• Exercise description: Please print all of the entries, matching them exactly.

Interface dataset entries:
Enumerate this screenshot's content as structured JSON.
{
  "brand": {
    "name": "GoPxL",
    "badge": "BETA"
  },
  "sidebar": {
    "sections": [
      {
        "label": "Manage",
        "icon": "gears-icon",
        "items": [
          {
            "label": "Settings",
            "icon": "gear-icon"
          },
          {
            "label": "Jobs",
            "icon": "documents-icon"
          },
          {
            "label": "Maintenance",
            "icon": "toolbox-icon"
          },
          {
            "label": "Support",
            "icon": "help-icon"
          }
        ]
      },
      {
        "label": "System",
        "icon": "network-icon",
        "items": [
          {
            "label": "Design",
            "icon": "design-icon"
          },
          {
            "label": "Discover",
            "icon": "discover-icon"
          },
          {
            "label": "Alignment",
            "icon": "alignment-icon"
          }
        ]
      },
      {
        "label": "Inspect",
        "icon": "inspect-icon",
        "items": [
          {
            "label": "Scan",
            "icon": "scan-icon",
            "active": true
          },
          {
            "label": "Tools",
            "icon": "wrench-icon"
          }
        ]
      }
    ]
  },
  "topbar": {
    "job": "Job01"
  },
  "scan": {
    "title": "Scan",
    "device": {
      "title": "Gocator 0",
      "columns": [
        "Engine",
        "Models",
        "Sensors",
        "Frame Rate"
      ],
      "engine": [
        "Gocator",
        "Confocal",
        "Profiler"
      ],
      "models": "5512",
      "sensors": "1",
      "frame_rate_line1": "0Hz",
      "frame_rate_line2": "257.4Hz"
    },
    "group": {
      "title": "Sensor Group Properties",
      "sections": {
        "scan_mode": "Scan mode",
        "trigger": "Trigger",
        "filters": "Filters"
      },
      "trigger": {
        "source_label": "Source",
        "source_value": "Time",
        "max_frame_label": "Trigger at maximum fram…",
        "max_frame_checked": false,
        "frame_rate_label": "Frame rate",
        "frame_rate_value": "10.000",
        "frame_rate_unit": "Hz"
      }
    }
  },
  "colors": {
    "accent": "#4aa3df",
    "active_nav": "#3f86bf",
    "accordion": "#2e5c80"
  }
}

• Written solution:
Enumerate this screenshot's content as structured JSON.
{
  "brand": {
    "name": "GoPxL",
    "badge": "BETA"
  },
  "sidebar": {
    "sections": [
      {
        "label": "Manage",
        "icon": "gears-icon",
        "items": [
          {
            "label": "Settings",
            "icon": "gear-icon"
          },
          {
            "label": "Jobs",
            "icon": "documents-icon"
          },
          {
            "label": "Maintenance",
            "icon": "toolbox-icon"
          },
          {
            "label": "Support",
            "icon": "help-icon"
          }
        ]
      },
      {
        "label": "System",
        "icon": "network-icon",
        "items": [
          {
            "label": "Design",
            "icon": "design-icon"
          },
          {
            "label": "Discover",
            "icon": "discover-icon"
          },
          {
            "label": "Alignment",
            "icon": "alignment-icon"
          }
        ]
      },
      {
        "label": "Inspect",
        "icon": "inspect-icon",
        "items": [
          {
            "label": "Scan",
            "icon": "scan-icon",
            "active": true
          },
          {
            "label": "Tools",
            "icon": "wrench-icon"
          }
        ]
      }
    ]
  },
  "topbar": {
    "job": "Job01"
  },
  "scan": {
    "title": "Scan",
    "device": {
      "title": "Gocator 0",
      "columns": [
        "Engine",
        "Models",
        "Sensors",
        "Frame Rate"
      ],
      "engine": [
        "Gocator",
        "Confocal",
        "Profiler"
      ],
      "models": "5512",
      "sensors": "1",
      "frame_rate_line1": "0Hz",
      "frame_rate_line2": "257.4Hz"
    },
    "group": {
      "title": "Sensor Group Properties",
      "sections": {
        "scan_mode": "Scan mode",
        "trigger": "Trigger",
        "filters": "Filters"
      },
      "trigger": {
        "source_label": "Source",
        "source_value": "Time",
        "max_frame_label": "Trigger at maximum fram…",
        "max_frame_checked": false,
        "frame_rate_label": "Frame rate",
        "frame_rate_value": "10.000",
        "frame_rate_unit": "Hz"
      }
    }
  },
  "colors": {
    "accent": "#4aa3df",
    "active_nav": "#3f86bf",
    "accordion": "#2e5c80"
  }
}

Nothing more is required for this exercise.